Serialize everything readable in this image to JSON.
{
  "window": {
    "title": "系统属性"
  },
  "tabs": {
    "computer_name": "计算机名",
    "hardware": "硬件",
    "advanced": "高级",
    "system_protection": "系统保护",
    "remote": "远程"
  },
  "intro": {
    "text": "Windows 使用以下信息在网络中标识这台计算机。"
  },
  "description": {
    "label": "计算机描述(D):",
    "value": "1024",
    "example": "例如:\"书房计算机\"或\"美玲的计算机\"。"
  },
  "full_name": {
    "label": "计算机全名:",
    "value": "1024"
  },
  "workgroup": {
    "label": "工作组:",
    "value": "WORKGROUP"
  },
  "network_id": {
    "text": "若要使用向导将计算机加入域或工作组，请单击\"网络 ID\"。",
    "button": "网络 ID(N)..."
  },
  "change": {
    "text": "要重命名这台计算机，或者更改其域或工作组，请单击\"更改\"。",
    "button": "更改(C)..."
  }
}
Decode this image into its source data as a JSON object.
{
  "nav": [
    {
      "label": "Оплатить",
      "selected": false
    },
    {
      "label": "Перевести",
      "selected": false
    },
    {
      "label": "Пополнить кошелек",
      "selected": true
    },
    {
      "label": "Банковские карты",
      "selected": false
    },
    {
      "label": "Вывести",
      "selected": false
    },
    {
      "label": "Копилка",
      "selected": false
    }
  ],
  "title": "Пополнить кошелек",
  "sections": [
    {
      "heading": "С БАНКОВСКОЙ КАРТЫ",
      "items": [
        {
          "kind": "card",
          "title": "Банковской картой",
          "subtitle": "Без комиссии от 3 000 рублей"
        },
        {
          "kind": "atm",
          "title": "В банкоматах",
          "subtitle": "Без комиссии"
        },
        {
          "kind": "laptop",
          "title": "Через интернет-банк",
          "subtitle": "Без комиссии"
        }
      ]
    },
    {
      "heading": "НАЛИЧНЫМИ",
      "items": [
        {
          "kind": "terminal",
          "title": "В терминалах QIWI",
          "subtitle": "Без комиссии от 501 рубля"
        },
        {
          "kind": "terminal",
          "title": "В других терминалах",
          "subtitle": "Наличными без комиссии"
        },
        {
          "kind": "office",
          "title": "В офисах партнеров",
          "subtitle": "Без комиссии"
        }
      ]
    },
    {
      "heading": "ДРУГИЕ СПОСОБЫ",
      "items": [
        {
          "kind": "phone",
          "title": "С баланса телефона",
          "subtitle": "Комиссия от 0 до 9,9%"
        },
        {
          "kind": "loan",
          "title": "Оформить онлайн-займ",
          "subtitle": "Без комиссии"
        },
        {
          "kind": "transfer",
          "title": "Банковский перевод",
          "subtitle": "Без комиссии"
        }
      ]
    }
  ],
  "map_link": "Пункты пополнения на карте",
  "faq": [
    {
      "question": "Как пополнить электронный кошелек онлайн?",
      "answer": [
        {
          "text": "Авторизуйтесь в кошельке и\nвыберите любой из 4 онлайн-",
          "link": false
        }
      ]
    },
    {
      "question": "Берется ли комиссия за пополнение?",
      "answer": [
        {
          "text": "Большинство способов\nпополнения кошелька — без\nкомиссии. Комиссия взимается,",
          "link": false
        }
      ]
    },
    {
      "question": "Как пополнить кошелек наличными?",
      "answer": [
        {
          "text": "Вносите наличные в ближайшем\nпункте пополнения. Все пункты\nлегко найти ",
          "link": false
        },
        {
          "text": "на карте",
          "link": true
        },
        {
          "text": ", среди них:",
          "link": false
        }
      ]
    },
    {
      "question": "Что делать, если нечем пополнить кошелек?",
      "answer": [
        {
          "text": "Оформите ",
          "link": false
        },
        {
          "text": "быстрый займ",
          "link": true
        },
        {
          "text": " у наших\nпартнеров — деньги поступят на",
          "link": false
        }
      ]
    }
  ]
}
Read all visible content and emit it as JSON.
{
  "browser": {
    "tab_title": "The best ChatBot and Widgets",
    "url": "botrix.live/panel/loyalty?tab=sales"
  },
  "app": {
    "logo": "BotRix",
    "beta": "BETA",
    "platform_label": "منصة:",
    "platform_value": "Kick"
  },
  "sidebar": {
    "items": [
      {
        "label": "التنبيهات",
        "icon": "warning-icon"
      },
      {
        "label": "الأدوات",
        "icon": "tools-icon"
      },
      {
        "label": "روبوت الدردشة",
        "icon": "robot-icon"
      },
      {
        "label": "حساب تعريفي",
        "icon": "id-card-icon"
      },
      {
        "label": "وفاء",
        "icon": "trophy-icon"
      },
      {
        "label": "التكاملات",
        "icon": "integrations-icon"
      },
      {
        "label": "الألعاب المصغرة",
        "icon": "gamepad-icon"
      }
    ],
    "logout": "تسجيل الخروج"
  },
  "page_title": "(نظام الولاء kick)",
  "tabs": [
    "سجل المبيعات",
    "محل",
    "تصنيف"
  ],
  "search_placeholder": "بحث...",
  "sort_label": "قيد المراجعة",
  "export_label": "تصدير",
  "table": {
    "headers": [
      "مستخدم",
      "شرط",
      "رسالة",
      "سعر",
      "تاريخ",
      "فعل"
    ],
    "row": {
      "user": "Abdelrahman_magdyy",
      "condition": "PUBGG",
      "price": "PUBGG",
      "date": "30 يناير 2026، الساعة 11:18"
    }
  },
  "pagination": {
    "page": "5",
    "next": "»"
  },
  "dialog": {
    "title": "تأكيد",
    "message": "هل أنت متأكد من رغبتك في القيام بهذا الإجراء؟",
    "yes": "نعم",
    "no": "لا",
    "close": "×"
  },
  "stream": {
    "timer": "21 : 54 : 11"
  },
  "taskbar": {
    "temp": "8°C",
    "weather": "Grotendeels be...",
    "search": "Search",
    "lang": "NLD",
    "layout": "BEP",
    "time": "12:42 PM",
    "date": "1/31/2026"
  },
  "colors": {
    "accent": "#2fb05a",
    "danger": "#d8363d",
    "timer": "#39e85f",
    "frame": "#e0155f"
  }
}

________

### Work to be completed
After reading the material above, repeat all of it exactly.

### Task response
Serialize everything readable in this image to JSON.
{
  "window": {
    "title": "系统属性"
  },
  "tabs": {
    "computer_name": "计算机名",
    "hardware": "硬件",
    "advanced": "高级",
    "system_protection": "系统保护",
    "remote": "远程"
  },
  "intro": {
    "text": "Windows 使用以下信息在网络中标识这台计算机。"
  },
  "description": {
    "label": "计算机描述(D):",
    "value": "1024",
    "example": "例如:\"书房计算机\"或\"美玲的计算机\"。"
  },
  "full_name": {
    "label": "计算机全名:",
    "value": "1024"
  },
  "workgroup": {
    "label": "工作组:",
    "value": "WORKGROUP"
  },
  "network_id": {
    "text": "若要使用向导将计算机加入域或工作组，请单击\"网络 ID\"。",
    "button": "网络 ID(N)..."
  },
  "change": {
    "text": "要重命名这台计算机，或者更改其域或工作组，请单击\"更改\"。",
    "button": "更改(C)..."
  }
}
Decode this image into its source data as a JSON object.
{
  "nav": [
    {
      "label": "Оплатить",
      "selected": false
    },
    {
      "label": "Перевести",
      "selected": false
    },
    {
      "label": "Пополнить кошелек",
      "selected": true
    },
    {
      "label": "Банковские карты",
      "selected": false
    },
    {
      "label": "Вывести",
      "selected": false
    },
    {
      "label": "Копилка",
      "selected": false
    }
  ],
  "title": "Пополнить кошелек",
  "sections": [
    {
      "heading": "С БАНКОВСКОЙ КАРТЫ",
      "items": [
        {
          "kind": "card",
          "title": "Банковской картой",
          "subtitle": "Без комиссии от 3 000 рублей"
        },
        {
          "kind": "atm",
          "title": "В банкоматах",
          "subtitle": "Без комиссии"
        },
        {
          "kind": "laptop",
          "title": "Через интернет-банк",
          "subtitle": "Без комиссии"
        }
      ]
    },
    {
      "heading": "НАЛИЧНЫМИ",
      "items": [
        {
          "kind": "terminal",
          "title": "В терминалах QIWI",
          "subtitle": "Без комиссии от 501 рубля"
        },
        {
          "kind": "terminal",
          "title": "В других терминалах",
          "subtitle": "Наличными без комиссии"
        },
        {
          "kind": "office",
          "title": "В офисах партнеров",
          "subtitle": "Без комиссии"
        }
      ]
    },
    {
      "heading": "ДРУГИЕ СПОСОБЫ",
      "items": [
        {
          "kind": "phone",
          "title": "С баланса телефона",
          "subtitle": "Комиссия от 0 до 9,9%"
        },
        {
          "kind": "loan",
          "title": "Оформить онлайн-займ",
          "subtitle": "Без комиссии"
        },
        {
          "kind": "transfer",
          "title": "Банковский перевод",
          "subtitle": "Без комиссии"
        }
      ]
    }
  ],
  "map_link": "Пункты пополнения на карте",
  "faq": [
    {
      "question": "Как пополнить электронный кошелек онлайн?",
      "answer": [
        {
          "text": "Авторизуйтесь в кошельке и\nвыберите любой из 4 онлайн-",
          "link": false
        }
      ]
    },
    {
      "question": "Берется ли комиссия за пополнение?",
      "answer": [
        {
          "text": "Большинство способов\nпополнения кошелька — без\nкомиссии. Комиссия взимается,",
          "link": false
        }
      ]
    },
    {
      "question": "Как пополнить кошелек наличными?",
      "answer": [
        {
          "text": "Вносите наличные в ближайшем\nпункте пополнения. Все пункты\nлегко найти ",
          "link": false
        },
        {
          "text": "на карте",
          "link": true
        },
        {
          "text": ", среди них:",
          "link": false
        }
      ]
    },
    {
      "question": "Что делать, если нечем пополнить кошелек?",
      "answer": [
        {
          "text": "Оформите ",
          "link": false
        },
        {
          "text": "быстрый займ",
          "link": true
        },
        {
          "text": " у наших\nпартнеров — деньги поступят на",
          "link": false
        }
      ]
    }
  ]
}
Read all visible content and emit it as JSON.
{
  "browser": {
    "tab_title": "The best ChatBot and Widgets",
    "url": "botrix.live/panel/loyalty?tab=sales"
  },
  "app": {
    "logo": "BotRix",
    "beta": "BETA",
    "platform_label": "منصة:",
    "platform_value": "Kick"
  },
  "sidebar": {
    "items": [
      {
        "label": "التنبيهات",
        "icon": "warning-icon"
      },
      {
        "label": "الأدوات",
        "icon": "tools-icon"
      },
      {
        "label": "روبوت الدردشة",
        "icon": "robot-icon"
      },
      {
        "label": "حساب تعريفي",
        "icon": "id-card-icon"
      },
      {
        "label": "وفاء",
        "icon": "trophy-icon"
      },
      {
        "label": "التكاملات",
        "icon": "integrations-icon"
      },
      {
        "label": "الألعاب المصغرة",
        "icon": "gamepad-icon"
      }
    ],
    "logout": "تسجيل الخروج"
  },
  "page_title": "(نظام الولاء kick)",
  "tabs": [
    "سجل المبيعات",
    "محل",
    "تصنيف"
  ],
  "search_placeholder": "بحث...",
  "sort_label": "قيد المراجعة",
  "export_label": "تصدير",
  "table": {
    "headers": [
      "مستخدم",
      "شرط",
      "رسالة",
      "سعر",
      "تاريخ",
      "فعل"
    ],
    "row": {
      "user": "Abdelrahman_magdyy",
      "condition": "PUBGG",
      "price": "PUBGG",
      "date": "30 يناير 2026، الساعة 11:18"
    }
  },
  "pagination": {
    "page": "5",
    "next": "»"
  },
  "dialog": {
    "title": "تأكيد",
    "message": "هل أنت متأكد من رغبتك في القيام بهذا الإجراء؟",
    "yes": "نعم",
    "no": "لا",
    "close": "×"
  },
  "stream": {
    "timer": "21 : 54 : 11"
  },
  "taskbar": {
    "temp": "8°C",
    "weather": "Grotendeels be...",
    "search": "Search",
    "lang": "NLD",
    "layout": "BEP",
    "time": "12:42 PM",
    "date": "1/31/2026"
  },
  "colors": {
    "accent": "#2fb05a",
    "danger": "#d8363d",
    "timer": "#39e85f",
    "frame": "#e0155f"
  }
}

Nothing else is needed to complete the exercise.